FIGHT: Google vs French and Brazilian media
by Ellie Robins
Media bodies in both France and Brazil have started scraps with Google lately over its use of their news content. Most worryingly: in France there’s a danger that news content will be removed from search listings, after a new law was proposed demanding that Google pay a fee to news sources for use of their content (headline and opening lines) in search results. Google, unsurprisingly, is not playing ball — it responded by saying that it would simply remove French media sites from its search listings.
Meanwhile in Brazil the National Association of Newspapers has opted out of the Google News platform, arguing that there are too few click-throughs from the Google News homepage to be worth their while. Again, they’re withholding the use of their content, but in this instance it’ll still appear in Internet searches — only the Google News homepage will be unable to use the copy.
This is clearly bad news for readers — especially in the case of France, where much content simply won’t show up in searches on the most popular engine. That would also be bad news for Google, especially where a whole nation’s major media institutions are implicated. If the example of the London Times is anything to go by, it’ll be terrible news for news outlets, too: the newspaper recently opted back in to Google search after realising that it provided 30 to 40 percent of its traffic. Someone’s going to have to back down, and precedent dictates that it won’t be Google.

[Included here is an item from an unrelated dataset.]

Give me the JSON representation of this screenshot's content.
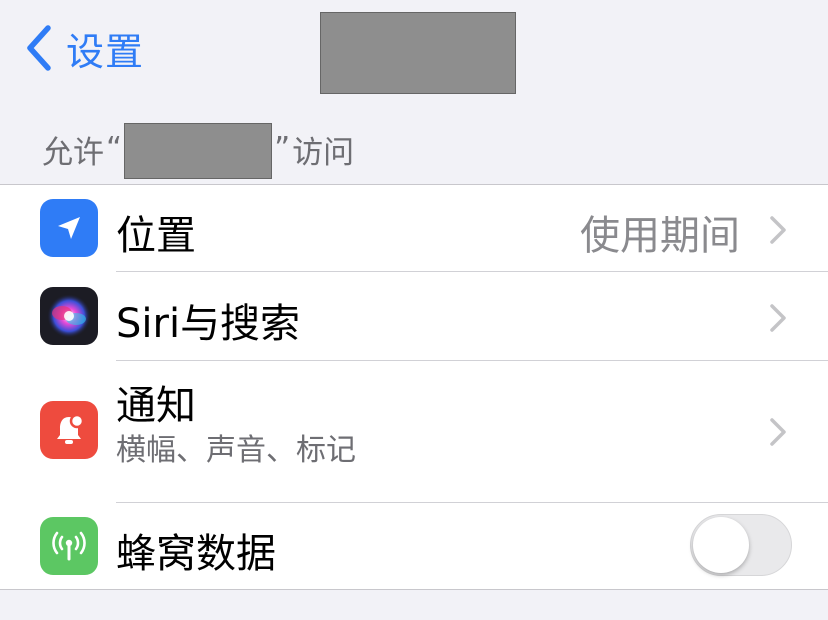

Ellie Robins is an editor at Melville House. Previously, she was managing editor of Hesperus Press.